An update to Safety Check on Facebook, called "Community Help", that provide users with an ability to find and give help such as food, shelter and transportation after a crisis is announced.
Safety Check since its launch in 2014 has been activated hundreds of times, with Community Help "people find and give help, and message others directly to connect after a crisis," writes Naomi Glei.
Posts can be viewed by category and location, making it easier for people to find the help they need.
Moving further, he said Community Help will now be available for natural and accidental incidents, such as an earthquake or building fire—initially available in a few countries including US and Canda.
It'll be test for first couple of weeks, and will go through improvements after learning how people using it. It'll also more broadly available for all countries and additional types of incidents.
Before using Community Help, Safety Check must first be activated, which will trigger following two things:
- First, global crisis reporting agencies NC4 and iJET International alert Facebook that an incident has occurred and give it a title, and we begin monitoring for posts about the incident in the area.
- Second, if a lot of people are talking about the incident, they may be prompted to mark themselves safe, and invite others to do the same.
- And starting today, if an incident is a natural or accidental disaster, people will see Community Help. They can find or give help, and message others directly to connect from within Safety Check, explained Glei.

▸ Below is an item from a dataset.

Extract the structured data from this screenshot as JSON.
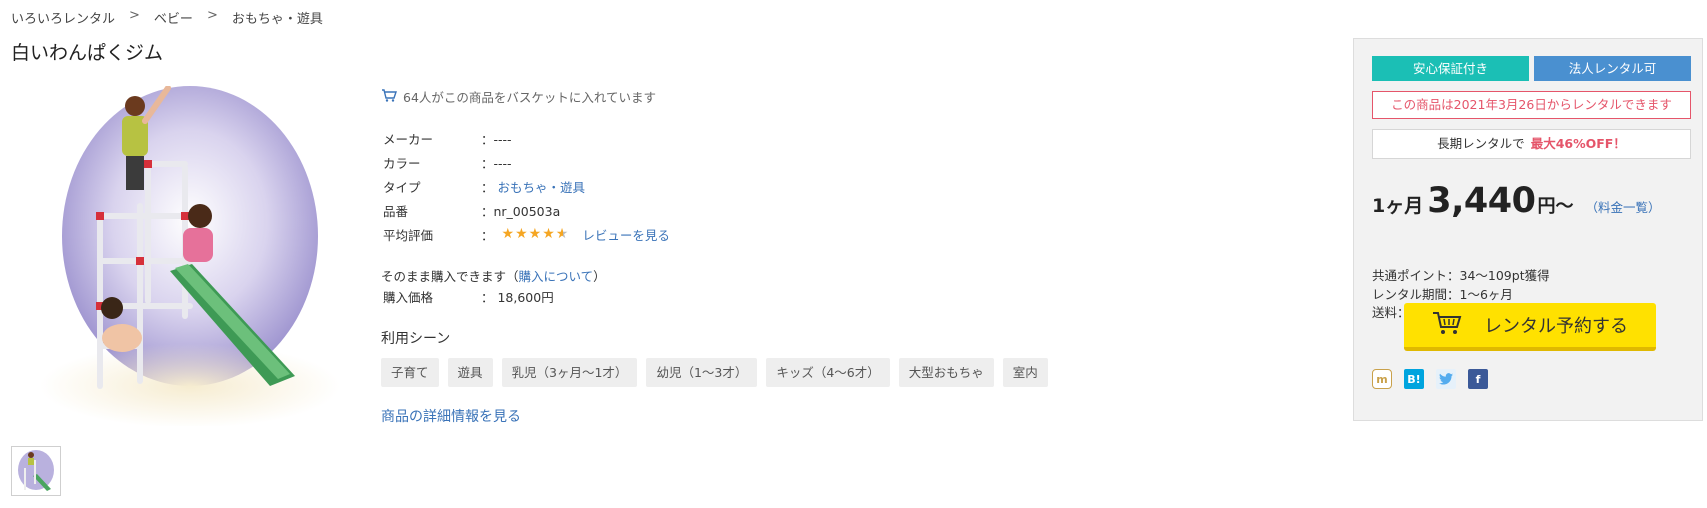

Facebook has improved enforcement and promoting diversity with updates to Ads Policies and tools, together with stakeholders to address the concerns by developing updates to advertising policies, new advertiser education and stronger enforcement tools.
Updated Facebook Advertising Policies make existing prohibition against discrimination even stronger. "We make it clear that advertisers may not discriminate against people based on personal attributes such as race, ethnicity, color, national origin, religion, age, sex, sexual orientation, gender identity, family status, disability, medical or genetic condition," write Facebook.
- A new section linked from Advertising Policies, provides additional information about anti-discrimination policy as well as educational resources from government agencies and civil rights groups that specialize in combating discrimination.
- Stronger Enforcement Tools through leveraging machine learning to identify ads that offer housing, employment or credit opportunities. "This will allow us to more quickly provide notices and educational information to advertisers — and more quickly respond to violations of our policy," says Facebook.
- Disapproving ads offering housing, employment or credit opportunities that use multicultural affinity segments: When an advertiser attempts to show an ad that we identify as offering a housing, employment or credit opportunity and either includes or excludes our multicultural advertising segments — which consist of people interested in seeing content related to the African American, Asian American and US Hispanic communities — we will disapprove the ad.
- Requiring self-certification: When an advertiser attempts to show an ad that we identify as offering a housing, employment or credit opportunity and uses any other audience segment on Facebook, we will show the advertiser information about our updated anti-discrimination policy. We will then require the advertiser to certify that it is complying with that policy and with applicable anti-discrimination laws.
Facebook today entered into a new partnership between CrowdTangle and Reddit to give publishers even more tools to discover trending content, identify important stories and better understand where their own content is being shared.
"As a part of our recently announced Facebook Journalism Project, we are committed to making tools available for journalists," writes the team. "We are now tracking almost 10,000 of the most followed and active Reddit communities that cover all 50 states across the U.S."